Determine how many lines in this listing contain the word "JSON" and report that number by itself.
○ ○ ○
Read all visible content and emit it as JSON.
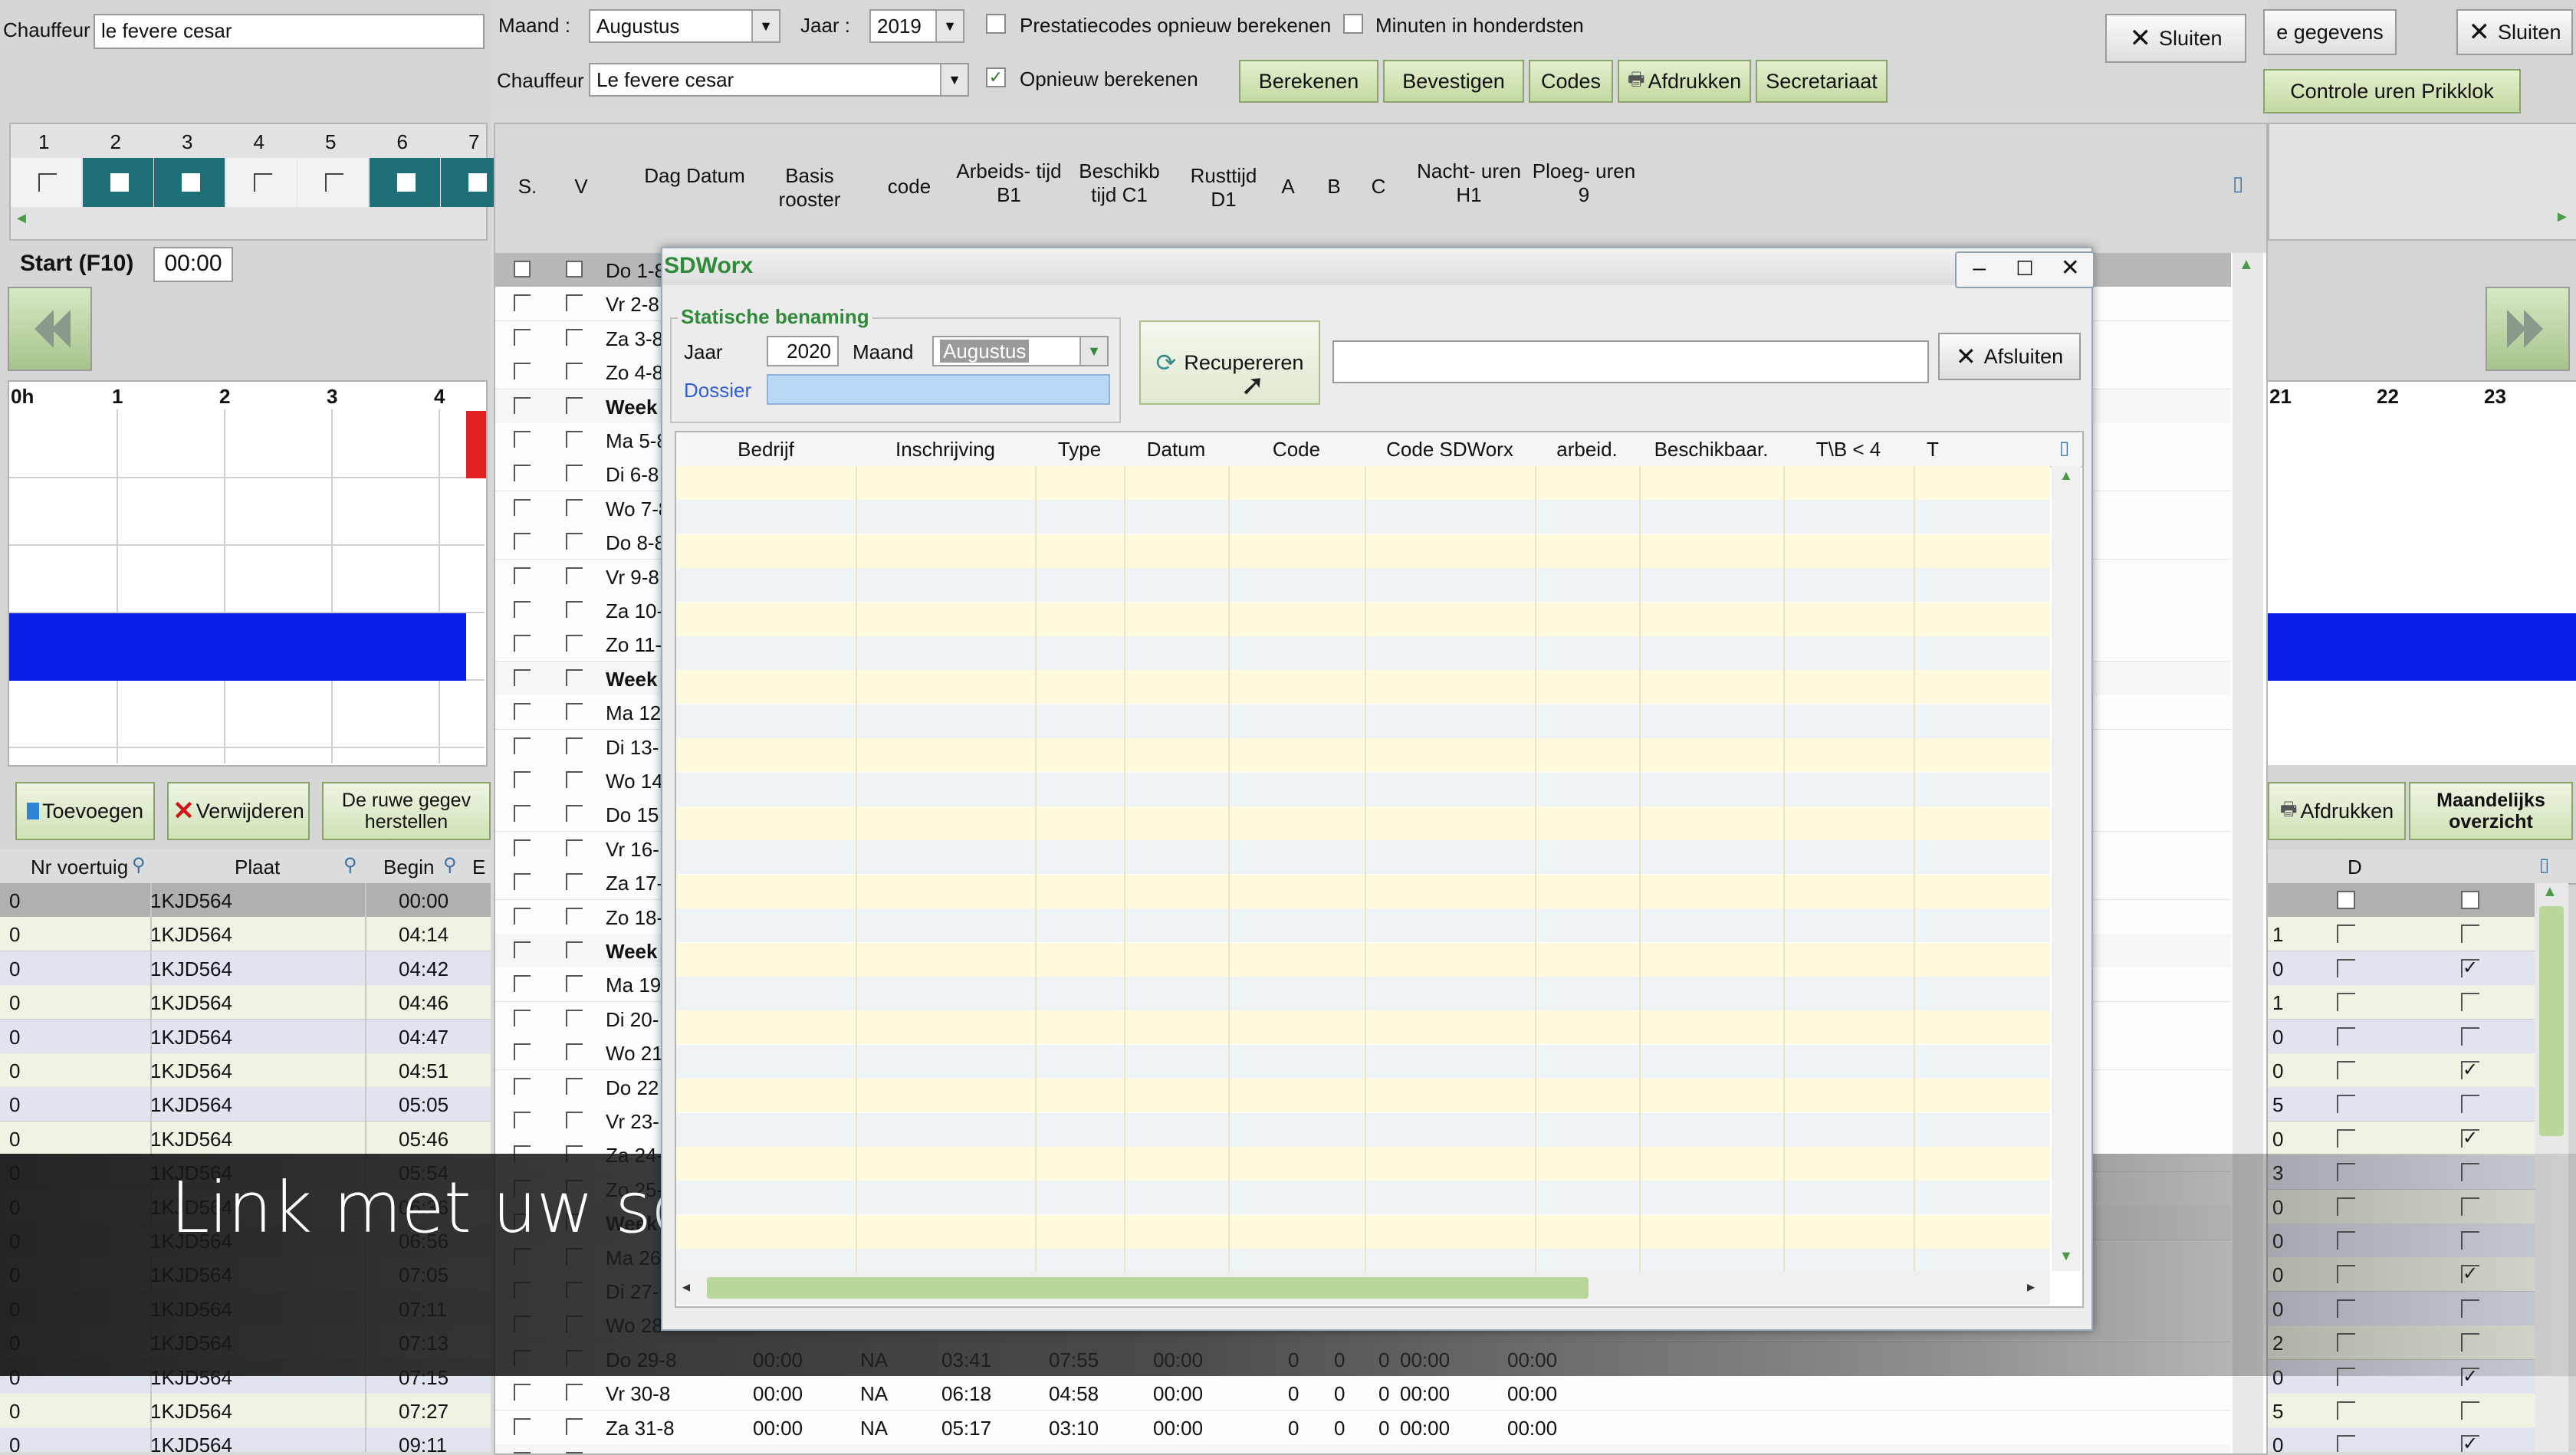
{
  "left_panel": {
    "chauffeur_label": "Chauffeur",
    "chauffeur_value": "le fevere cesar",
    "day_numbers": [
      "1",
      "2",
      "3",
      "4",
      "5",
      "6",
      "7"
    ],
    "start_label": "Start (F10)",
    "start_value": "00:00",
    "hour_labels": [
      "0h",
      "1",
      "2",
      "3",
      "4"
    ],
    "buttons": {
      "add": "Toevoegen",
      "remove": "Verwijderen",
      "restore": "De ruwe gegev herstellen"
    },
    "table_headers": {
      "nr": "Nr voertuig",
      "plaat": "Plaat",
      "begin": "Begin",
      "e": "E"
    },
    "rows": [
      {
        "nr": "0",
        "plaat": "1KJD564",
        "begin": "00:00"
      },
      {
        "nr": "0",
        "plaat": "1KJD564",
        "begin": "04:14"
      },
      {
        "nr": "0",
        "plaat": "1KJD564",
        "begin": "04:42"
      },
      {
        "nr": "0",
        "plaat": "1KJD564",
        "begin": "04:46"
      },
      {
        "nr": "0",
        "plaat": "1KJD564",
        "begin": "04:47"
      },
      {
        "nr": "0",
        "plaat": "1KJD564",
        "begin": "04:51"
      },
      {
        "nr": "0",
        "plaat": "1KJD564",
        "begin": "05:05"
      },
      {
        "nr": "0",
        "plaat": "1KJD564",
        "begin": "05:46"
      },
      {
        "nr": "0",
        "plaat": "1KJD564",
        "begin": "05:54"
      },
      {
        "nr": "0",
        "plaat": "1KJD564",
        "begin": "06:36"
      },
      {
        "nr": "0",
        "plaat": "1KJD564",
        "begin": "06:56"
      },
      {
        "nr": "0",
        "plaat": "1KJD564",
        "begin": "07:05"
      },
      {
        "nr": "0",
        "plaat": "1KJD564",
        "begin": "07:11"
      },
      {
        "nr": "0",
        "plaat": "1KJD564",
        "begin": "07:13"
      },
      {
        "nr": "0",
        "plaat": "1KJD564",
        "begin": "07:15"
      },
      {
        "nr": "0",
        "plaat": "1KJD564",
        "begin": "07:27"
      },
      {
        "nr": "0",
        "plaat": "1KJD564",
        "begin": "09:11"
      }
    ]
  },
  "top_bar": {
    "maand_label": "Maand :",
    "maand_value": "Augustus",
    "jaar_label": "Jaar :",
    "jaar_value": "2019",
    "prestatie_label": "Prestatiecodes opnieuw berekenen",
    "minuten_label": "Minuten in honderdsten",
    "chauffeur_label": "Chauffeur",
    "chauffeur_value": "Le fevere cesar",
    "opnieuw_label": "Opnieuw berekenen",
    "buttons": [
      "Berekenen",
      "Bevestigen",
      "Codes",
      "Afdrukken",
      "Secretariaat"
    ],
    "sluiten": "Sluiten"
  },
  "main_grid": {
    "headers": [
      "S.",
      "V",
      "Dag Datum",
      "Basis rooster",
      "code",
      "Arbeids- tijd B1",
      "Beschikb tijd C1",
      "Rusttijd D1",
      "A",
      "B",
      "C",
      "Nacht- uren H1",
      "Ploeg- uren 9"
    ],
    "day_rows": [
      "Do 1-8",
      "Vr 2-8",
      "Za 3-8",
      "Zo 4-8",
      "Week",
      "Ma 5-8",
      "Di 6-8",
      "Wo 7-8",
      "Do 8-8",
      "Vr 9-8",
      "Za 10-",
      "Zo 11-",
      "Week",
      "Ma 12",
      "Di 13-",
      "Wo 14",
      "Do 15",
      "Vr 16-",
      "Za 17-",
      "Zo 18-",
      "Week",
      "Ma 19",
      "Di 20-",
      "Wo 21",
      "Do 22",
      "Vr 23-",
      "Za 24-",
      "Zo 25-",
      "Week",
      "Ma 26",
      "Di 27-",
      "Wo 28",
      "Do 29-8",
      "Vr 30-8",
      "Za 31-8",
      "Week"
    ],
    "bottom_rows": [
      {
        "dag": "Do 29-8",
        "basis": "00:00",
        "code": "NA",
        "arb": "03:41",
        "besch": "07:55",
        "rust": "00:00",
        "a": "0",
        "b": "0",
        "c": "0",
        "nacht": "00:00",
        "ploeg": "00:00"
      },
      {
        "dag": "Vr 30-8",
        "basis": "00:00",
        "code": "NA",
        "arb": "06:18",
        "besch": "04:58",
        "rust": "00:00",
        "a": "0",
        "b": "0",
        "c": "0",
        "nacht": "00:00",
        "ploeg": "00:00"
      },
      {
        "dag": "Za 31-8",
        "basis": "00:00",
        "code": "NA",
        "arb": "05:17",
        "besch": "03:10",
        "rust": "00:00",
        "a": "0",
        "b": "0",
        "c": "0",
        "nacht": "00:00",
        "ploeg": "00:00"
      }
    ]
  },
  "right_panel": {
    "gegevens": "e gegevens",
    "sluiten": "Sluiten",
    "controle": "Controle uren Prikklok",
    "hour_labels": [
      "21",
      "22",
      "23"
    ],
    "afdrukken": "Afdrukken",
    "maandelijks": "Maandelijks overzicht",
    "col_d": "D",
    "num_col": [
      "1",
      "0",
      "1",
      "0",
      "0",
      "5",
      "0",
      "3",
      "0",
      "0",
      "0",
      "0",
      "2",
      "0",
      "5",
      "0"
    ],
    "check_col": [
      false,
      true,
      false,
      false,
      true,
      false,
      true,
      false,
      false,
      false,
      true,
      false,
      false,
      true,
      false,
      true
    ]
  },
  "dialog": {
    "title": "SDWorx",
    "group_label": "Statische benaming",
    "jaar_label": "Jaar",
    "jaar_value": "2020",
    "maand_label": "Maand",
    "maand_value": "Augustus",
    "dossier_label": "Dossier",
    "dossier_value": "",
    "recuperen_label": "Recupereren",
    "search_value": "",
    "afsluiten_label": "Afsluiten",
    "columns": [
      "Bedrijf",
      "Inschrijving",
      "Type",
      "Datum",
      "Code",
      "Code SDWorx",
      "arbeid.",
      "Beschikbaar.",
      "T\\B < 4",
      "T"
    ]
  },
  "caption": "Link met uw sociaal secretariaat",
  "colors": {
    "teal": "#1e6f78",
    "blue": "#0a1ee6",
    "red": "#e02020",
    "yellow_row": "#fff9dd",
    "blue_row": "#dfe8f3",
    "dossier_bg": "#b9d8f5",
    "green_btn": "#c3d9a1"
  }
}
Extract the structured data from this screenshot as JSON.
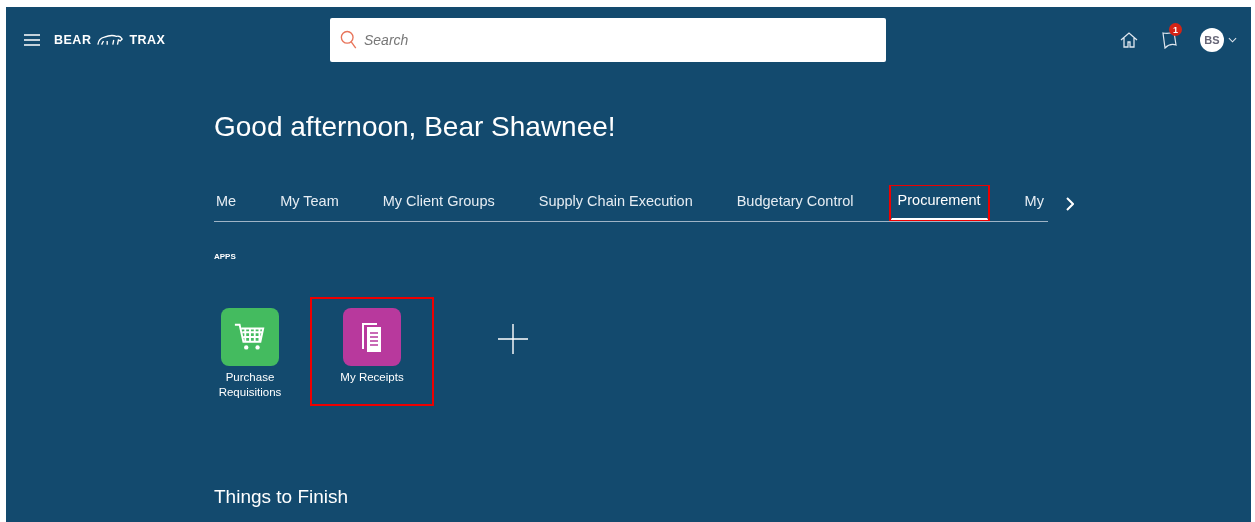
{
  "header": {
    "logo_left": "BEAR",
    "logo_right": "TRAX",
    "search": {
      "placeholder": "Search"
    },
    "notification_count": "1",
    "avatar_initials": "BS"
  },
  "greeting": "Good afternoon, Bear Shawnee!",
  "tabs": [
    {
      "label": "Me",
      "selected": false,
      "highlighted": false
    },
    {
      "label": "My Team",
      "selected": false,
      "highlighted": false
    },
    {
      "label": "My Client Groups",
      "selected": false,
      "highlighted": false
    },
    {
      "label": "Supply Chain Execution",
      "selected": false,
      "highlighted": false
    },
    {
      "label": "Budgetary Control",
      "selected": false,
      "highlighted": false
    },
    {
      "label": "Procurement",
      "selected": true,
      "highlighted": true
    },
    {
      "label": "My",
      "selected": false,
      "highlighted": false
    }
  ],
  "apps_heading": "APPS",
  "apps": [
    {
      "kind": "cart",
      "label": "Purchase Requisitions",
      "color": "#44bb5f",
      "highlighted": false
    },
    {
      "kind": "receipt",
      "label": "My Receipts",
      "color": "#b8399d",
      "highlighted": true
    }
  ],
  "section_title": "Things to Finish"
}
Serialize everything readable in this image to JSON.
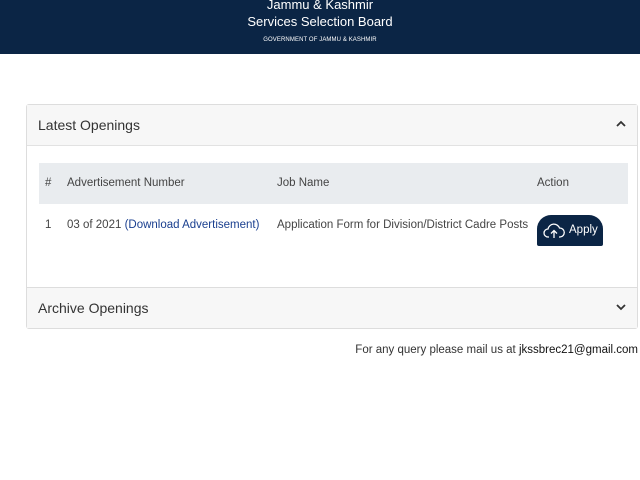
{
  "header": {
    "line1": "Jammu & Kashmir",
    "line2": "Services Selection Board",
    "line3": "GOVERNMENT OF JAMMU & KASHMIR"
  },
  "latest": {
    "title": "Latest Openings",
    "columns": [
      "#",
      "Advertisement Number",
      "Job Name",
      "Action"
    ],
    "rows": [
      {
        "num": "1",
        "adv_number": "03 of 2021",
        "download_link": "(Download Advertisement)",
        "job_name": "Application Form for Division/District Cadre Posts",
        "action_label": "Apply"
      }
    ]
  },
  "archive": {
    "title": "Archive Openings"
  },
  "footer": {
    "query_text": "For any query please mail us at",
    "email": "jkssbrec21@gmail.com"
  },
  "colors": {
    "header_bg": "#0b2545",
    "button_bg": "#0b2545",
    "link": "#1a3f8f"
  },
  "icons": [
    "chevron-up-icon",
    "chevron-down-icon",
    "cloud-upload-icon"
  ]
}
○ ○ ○
§ **Answer to this problem**
3